Philip: I equate things like this: for me, rap/hip-hop music sounds generally the same all around. I couldn’t tell you the name of a single rapper etc, because I don’t care for the sound, yet it’s the “in” thing music/culture-wise. Real ‘Thrash’ was a movement AGAINST pop-culture trends, like yesterday’s disco and todays hip-hop culture, so being ‘Metal’ was always, and still is for the most part easily pushed to the side by mainstream “music” critics as ‘uncool’. But the reality of it is that we ‘Extreme Music’ fans never cared in the 1st place… who the fuck wants to share the cover of Rolling Stone with some talentless band/artist that’s a manufactured product of money meets fashion??? I can’t speak for another person, but I’d rather fall down a flight of stairs! The fact that Extreme music is misunderstood by the majority is a good thing. It separates us from the ABSOLUTE bullshit. Within ANY genre, there’s outstanding bands and crap, as the history of music goes. But with that said, the Extreme Music scene allows the bands to actually do what they WANT to do; there’s SO MUCH MORE freedom(!) as opposed to some flash-in-the-pan, 1-hit wonder rap/hip-hop or DISNEY artist who are completely STUCK in the mundane world of “herd’ mentality. If a big star today groomed out of the “American Idol” mold were to do an experimental side project, 9-times out of 10, they’d be laughed at, shut out and run out of the biz! That’s why the true underground of HARDCORE or METAL will always thrive! No conformity!!! No pressure to be ‘the next big thing’! Look at Slayer. They’re where they are today because of longevity and consistency. And will they be on the cover of Rolling Stone next month? A year from now? Anything could happen, but my guess would be “no fucking way”. Thank Lucifer!

Rocket: What’s the one piece of advice you’d give to a kid nowadays starting out on
his or her instrument with big hopes of achieving the “rock and roll” dream?

Philip: Work hard at your craft. Underground musicians work the hardest because we actually play our instruments!!! Don’t be influenced by just one or two bands; take 20 of your favorite bands and incorporate a bit of each towards the style of music you’re going for. And remember… music is a vast thing… EXPLORE!!! ALL OF THE NOTES HAVEN’T BEEN PLAYED YET!!!! It’s up to YOU to find the hidden ones…!

Rocket: Thanks very much for rocking this out with me, brother. It is an HONOR I will not soon forget. I wish you the best of luck with your label and music. Go ahead and give special thanks out to your biggest supporters.

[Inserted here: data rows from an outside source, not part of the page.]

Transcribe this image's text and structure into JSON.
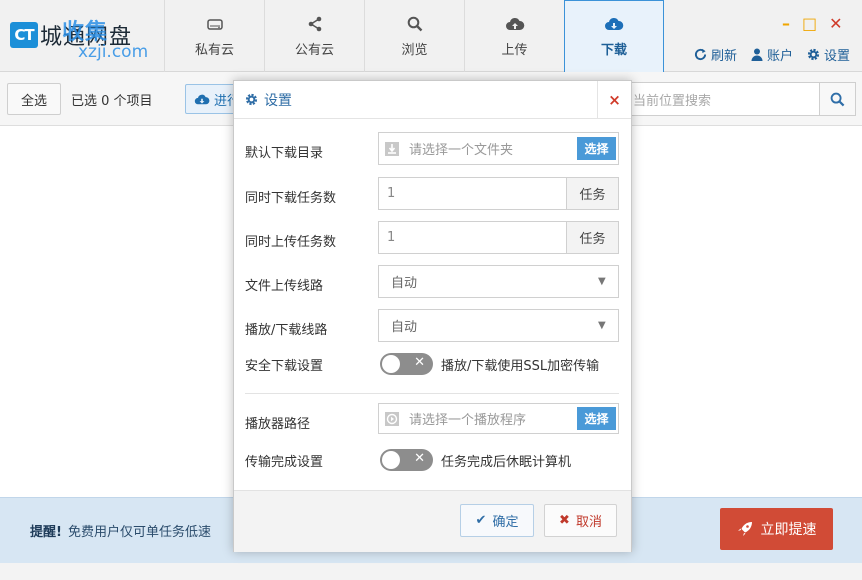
{
  "app": {
    "logo_badge": "CT",
    "logo_text": "城通网盘",
    "watermark_top": "收集",
    "watermark_bottom": "xzji.com"
  },
  "tabs": [
    {
      "label": "私有云",
      "icon": "drive-icon"
    },
    {
      "label": "公有云",
      "icon": "share-icon"
    },
    {
      "label": "浏览",
      "icon": "search-icon"
    },
    {
      "label": "上传",
      "icon": "cloud-upload-icon"
    },
    {
      "label": "下载",
      "icon": "cloud-download-icon",
      "active": true
    }
  ],
  "window_controls": {
    "minimize": "–",
    "maximize": "□",
    "close": "✕"
  },
  "toolbar": {
    "refresh": "刷新",
    "account": "账户",
    "settings": "设置"
  },
  "subbar": {
    "select_all": "全选",
    "selected_text": "已选 0 个项目",
    "progress_label": "进行",
    "search_placeholder": "当前位置搜索"
  },
  "footer": {
    "notice_title": "提醒!",
    "notice_text": "免费用户仅可单任务低速",
    "boost_label": "立即提速"
  },
  "modal": {
    "title": "设置",
    "close": "×",
    "rows": {
      "download_dir": {
        "label": "默认下载目录",
        "placeholder": "请选择一个文件夹",
        "button": "选择"
      },
      "concurrent_download": {
        "label": "同时下载任务数",
        "value": "1",
        "unit": "任务"
      },
      "concurrent_upload": {
        "label": "同时上传任务数",
        "value": "1",
        "unit": "任务"
      },
      "upload_route": {
        "label": "文件上传线路",
        "value": "自动"
      },
      "play_route": {
        "label": "播放/下载线路",
        "value": "自动"
      },
      "secure_download": {
        "label": "安全下载设置",
        "toggle_text": "播放/下载使用SSL加密传输"
      },
      "player_path": {
        "label": "播放器路径",
        "placeholder": "请选择一个播放程序",
        "button": "选择"
      },
      "transfer_done": {
        "label": "传输完成设置",
        "toggle_text": "任务完成后休眠计算机"
      }
    },
    "ok": "确定",
    "cancel": "取消"
  },
  "colors": {
    "accent": "#3b92d8",
    "danger": "#d14b36",
    "footer_bg": "#d7e6f3"
  }
}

Philip: BIG UPS!!!! to all the fans who’ve supported me and ‘The Cause’ to bring new music to light. Anyone who has a negative opinion of me, I thank as well. There MUST be a balance in order to thrive!
HAIL THE HORDES ACROSS THE WORLD!!!!!!! You know who you are…!


Top Photo Credit: Vékony Zsolt